Each line of the data that includes the string "name" is to be copied out.

[Opening RECORDS SUPPLIED section]

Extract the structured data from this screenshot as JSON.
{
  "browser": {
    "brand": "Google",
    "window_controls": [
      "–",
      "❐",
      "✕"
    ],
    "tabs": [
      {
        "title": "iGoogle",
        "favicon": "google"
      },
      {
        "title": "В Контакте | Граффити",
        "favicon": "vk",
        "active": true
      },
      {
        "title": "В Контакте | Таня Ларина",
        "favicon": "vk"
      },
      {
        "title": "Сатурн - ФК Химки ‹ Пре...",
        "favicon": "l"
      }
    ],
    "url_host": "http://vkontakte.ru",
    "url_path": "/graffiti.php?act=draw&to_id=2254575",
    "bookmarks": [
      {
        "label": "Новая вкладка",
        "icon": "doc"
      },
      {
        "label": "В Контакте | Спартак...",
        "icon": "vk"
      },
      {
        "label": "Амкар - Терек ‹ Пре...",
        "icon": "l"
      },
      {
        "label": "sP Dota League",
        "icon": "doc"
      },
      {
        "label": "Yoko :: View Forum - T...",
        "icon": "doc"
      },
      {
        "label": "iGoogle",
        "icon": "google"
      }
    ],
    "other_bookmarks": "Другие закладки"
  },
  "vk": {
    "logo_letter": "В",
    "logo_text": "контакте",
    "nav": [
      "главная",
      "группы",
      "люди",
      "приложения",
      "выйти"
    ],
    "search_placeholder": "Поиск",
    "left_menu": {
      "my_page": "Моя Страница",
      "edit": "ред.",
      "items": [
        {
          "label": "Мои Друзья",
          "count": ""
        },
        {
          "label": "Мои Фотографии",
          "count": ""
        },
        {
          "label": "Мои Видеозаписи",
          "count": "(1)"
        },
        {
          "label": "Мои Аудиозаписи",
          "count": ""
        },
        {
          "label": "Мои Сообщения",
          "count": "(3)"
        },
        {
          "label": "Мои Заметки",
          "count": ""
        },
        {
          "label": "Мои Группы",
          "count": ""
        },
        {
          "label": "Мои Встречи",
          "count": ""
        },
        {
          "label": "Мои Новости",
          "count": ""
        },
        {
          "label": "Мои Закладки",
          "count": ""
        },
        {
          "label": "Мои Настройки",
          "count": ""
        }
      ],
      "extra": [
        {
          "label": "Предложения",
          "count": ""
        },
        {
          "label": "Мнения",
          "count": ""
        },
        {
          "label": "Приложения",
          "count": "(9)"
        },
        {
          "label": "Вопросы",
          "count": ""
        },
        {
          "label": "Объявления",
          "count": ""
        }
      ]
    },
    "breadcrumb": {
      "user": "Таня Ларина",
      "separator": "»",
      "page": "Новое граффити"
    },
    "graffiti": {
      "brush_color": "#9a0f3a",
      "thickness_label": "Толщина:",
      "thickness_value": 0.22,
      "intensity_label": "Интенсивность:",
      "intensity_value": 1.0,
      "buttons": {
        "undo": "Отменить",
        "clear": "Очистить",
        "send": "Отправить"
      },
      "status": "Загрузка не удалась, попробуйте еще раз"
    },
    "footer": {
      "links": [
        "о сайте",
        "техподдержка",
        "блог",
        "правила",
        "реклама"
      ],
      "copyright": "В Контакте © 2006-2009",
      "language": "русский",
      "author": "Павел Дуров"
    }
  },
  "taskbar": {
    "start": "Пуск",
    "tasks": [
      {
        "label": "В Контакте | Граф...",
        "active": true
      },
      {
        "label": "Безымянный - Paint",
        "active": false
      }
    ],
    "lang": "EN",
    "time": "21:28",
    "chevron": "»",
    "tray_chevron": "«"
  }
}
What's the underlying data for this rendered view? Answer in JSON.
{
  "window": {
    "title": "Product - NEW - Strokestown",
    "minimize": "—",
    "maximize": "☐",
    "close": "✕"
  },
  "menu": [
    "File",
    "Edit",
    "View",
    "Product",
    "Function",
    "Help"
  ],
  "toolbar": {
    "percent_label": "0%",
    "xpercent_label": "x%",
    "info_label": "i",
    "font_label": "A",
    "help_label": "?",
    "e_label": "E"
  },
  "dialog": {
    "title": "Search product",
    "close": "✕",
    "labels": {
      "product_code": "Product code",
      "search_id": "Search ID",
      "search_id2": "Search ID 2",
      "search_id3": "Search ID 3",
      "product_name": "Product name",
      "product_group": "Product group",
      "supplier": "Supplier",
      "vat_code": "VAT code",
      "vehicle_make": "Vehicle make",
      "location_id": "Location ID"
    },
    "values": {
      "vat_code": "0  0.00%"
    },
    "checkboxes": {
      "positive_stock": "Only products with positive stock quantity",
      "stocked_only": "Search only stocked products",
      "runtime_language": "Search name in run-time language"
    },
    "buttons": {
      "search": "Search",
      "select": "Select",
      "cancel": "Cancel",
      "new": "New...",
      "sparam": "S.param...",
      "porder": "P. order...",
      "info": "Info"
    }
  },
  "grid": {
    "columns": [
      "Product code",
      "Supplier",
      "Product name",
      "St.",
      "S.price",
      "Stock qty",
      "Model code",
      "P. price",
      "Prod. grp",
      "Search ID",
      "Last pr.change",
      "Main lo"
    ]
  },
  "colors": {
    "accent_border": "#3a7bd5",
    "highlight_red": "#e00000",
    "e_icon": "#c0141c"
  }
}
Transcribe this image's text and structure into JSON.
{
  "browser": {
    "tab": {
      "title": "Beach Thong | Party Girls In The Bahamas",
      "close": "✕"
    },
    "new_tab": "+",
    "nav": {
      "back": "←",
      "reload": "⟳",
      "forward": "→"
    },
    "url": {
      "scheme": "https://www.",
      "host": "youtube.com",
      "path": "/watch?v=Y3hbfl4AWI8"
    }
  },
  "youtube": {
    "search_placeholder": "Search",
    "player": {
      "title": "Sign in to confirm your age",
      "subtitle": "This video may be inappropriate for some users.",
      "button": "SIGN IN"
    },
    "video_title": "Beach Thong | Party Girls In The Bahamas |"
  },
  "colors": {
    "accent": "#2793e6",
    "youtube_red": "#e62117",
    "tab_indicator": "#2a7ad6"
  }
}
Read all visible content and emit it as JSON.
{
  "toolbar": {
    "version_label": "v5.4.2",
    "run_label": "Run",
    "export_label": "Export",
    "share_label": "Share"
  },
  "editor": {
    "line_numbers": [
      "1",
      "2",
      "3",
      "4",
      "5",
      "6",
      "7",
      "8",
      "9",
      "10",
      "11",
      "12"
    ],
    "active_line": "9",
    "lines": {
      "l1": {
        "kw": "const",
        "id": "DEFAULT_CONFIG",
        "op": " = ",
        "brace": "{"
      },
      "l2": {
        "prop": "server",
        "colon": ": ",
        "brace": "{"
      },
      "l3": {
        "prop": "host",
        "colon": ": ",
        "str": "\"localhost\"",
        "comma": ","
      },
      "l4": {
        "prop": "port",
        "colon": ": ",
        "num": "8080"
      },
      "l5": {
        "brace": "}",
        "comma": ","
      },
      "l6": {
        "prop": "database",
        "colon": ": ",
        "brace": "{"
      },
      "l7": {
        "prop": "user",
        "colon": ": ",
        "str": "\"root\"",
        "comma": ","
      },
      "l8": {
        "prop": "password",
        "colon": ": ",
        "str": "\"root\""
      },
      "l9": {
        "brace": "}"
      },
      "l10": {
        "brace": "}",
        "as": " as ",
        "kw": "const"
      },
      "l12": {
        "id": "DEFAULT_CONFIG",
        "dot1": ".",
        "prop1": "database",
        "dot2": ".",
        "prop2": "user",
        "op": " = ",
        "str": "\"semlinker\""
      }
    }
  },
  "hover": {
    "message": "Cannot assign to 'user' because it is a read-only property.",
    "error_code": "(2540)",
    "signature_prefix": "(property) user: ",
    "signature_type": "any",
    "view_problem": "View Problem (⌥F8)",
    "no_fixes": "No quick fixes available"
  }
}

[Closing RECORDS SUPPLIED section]

SOLVED EXERCISE ::
      "product_name": "Product name",
      "runtime_language": "Search name in run-time language"
      "Product name",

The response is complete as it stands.